Steve: How about Dyna 3D?
Jim: It’s going great, we’re on their list
Putting in the effort to look busy is not the same as making real progress towards a goal. I’ve sat in countless meetings listening to this sort of status reporting (at all levels, not just for developers either) and I’m sure you have too. Oh, wait…you’ve given a status report like that? Yeah, me too. Next time you’re tempted to do that, look at the problem differently:
What goal do I need to accomplish?
What is in my way of doing that?
How can I get rid of those obstacles?

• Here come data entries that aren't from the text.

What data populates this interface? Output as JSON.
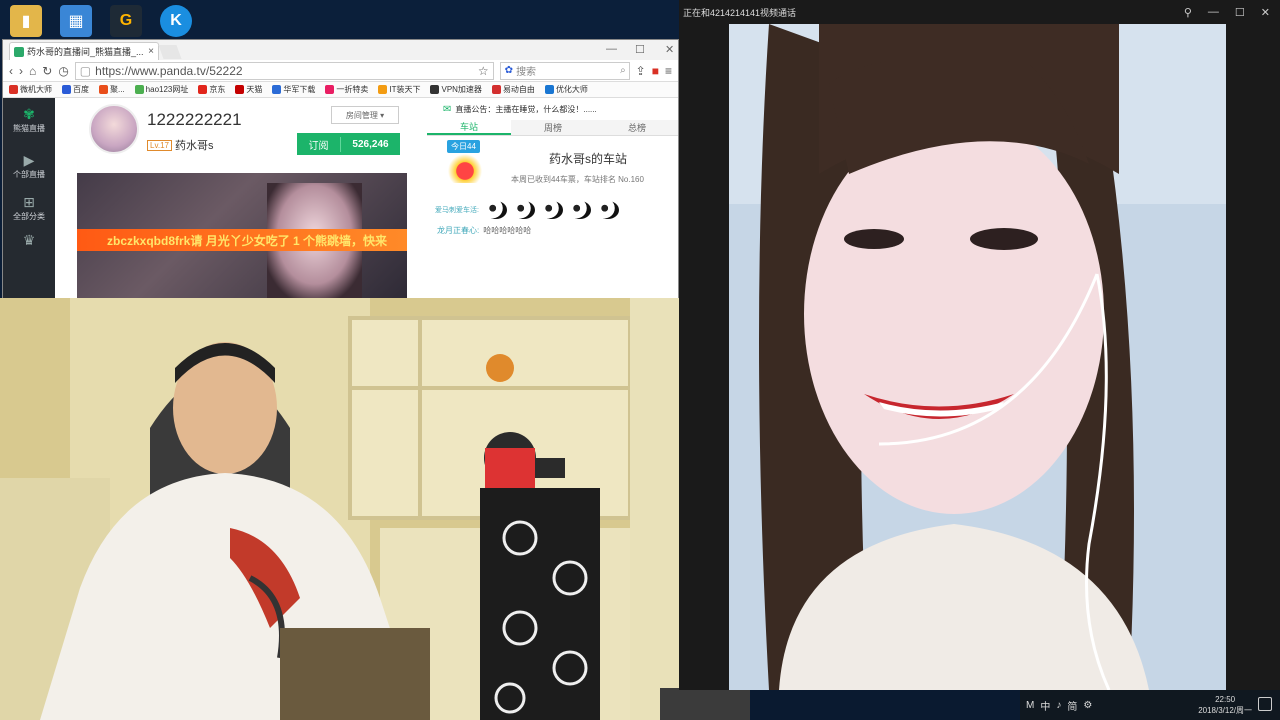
{
  "desktop": {
    "icons": [
      {
        "name": "folder-icon",
        "color": "#e3b64a",
        "glyph": "▮"
      },
      {
        "name": "control-panel-icon",
        "color": "#3a86d6",
        "glyph": "▦"
      },
      {
        "name": "game-icon",
        "color": "#1e2a36",
        "glyph": "G"
      },
      {
        "name": "k-app-icon",
        "color": "#1a8ee0",
        "glyph": "K"
      }
    ]
  },
  "browser": {
    "tab_title": "药水哥的直播间_熊猫直播_...",
    "url": "https://www.panda.tv/52222",
    "search_placeholder": "搜索",
    "bookmarks": [
      {
        "label": "微机大师",
        "color": "#d93025"
      },
      {
        "label": "百度",
        "color": "#2a5bd7"
      },
      {
        "label": "聚...",
        "color": "#e94e1b"
      },
      {
        "label": "hao123网址",
        "color": "#4caf50"
      },
      {
        "label": "京东",
        "color": "#e1251b"
      },
      {
        "label": "天猫",
        "color": "#c40000"
      },
      {
        "label": "华军下载",
        "color": "#2b6bd6"
      },
      {
        "label": "一折特卖",
        "color": "#e91e63"
      },
      {
        "label": "IT装天下",
        "color": "#f39c12"
      },
      {
        "label": "VPN加速器",
        "color": "#333333"
      },
      {
        "label": "易动自由",
        "color": "#d32f2f"
      },
      {
        "label": "优化大师",
        "color": "#1976d2"
      }
    ]
  },
  "panda": {
    "side_items": [
      {
        "label": "熊猫直播",
        "icon": "panda-logo-icon"
      },
      {
        "label": "个部直播",
        "icon": "video-camera-icon"
      },
      {
        "label": "全部分类",
        "icon": "grid-icon"
      },
      {
        "label": "",
        "icon": "trophy-icon"
      }
    ],
    "room_number": "1222222221",
    "level": "Lv.17",
    "nickname": "药水哥s",
    "share_label": "房间管理",
    "subscribe_label": "订阅",
    "subscribers": "526,246",
    "banner_text": "zbczkxqbd8frk请 月光丫少女吃了 1 个熊跳墙，快来",
    "notice": "直播公告：主播在睡觉，什么都没！......",
    "tabs": [
      "车站",
      "周榜",
      "总榜"
    ],
    "today_badge": "今日44",
    "station_title": "药水哥s的车站",
    "station_sub": "本周已收到44车票，车站排名 No.160",
    "fans_label": "爱马刺爱车活:",
    "chat_user": "龙月正春心:",
    "chat_text": "哈哈哈哈哈哈"
  },
  "video_call": {
    "title": "正在和4214214141视频通话"
  },
  "taskbar": {
    "tray_icons": [
      "M",
      "中",
      "♪",
      "简",
      "⚙"
    ],
    "time": "22:50",
    "date": "2018/3/12/周一"
  }
}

<li><a href=”http://www.lessonsoffailure.com/software/seven-habits-highly-dysfunctional-enterprise-developers”>Blame Everyone But Yourself</a></li>
<li><a href=”http://www.lessonsoffailure.com/software/habit-2-confuse-motion-with-action”>Confuse Motion With Action</a></li>
<li><a href=”http://www.lessonsoffailure.com/software/habit-3-complexity-demonstrates-intelligence”>Use Complexity To Demonstrate Intelligence</a></li>
<li><a href=”http://www.lessonsoffailure.com/software/habit-4-never-share-information”>Keep Important Information Secret And Safe</a></li>
<li><a href=”http://www.lessonsoffailure.com/software/habit-5-fix-it-later”>Fix It Later</a></li>
<li><a href=”http://www.lessonsoffailure.com/software/habit-6-reuse-wimps”>Reuse Is Overrated</a></li>
<li><a href=”http://www.lessonsoffailure.com/software/habit-7-principles-important-results”>Principles Are More Important Than Results</a></li>
There’s always plenty of people on enterprise software projects. Everyone shares the responsibility…and the blame. Developers often use this situation to deflect the blame. I call this the Code Kingdom Problem. That’s not MY code, it’s YOUR code. I didn’t write that module, S/HE did…And so on. Maybe this statement rings a bell:
“Hey Bob, since you wrote that parsing module and the bug that came up seems to be a parsing error, why don’t you fix it?“
Tempting though this may be, consider the collateral damage caused by this causal remark:
Bob may resent you pointing out his failures
Bob may not want to collaborate with you on future work
Bob may not recommend you on future jobs
Bob may spit in your coffee when you’re not looking
Rather than risk Bob’s heinous salivary wrath, why not proactively fix the problem (Cooperative Code Sharing), or help Bob find it and suggest a fix if Bob is struggling with it? (Pair programming). Bottom line: Their is no MY code vs. YOUR code. It’s OUR code. If you’re on the project, you share it all–failure, success, or mediocrity. You can’t have pride of ownership without ownership.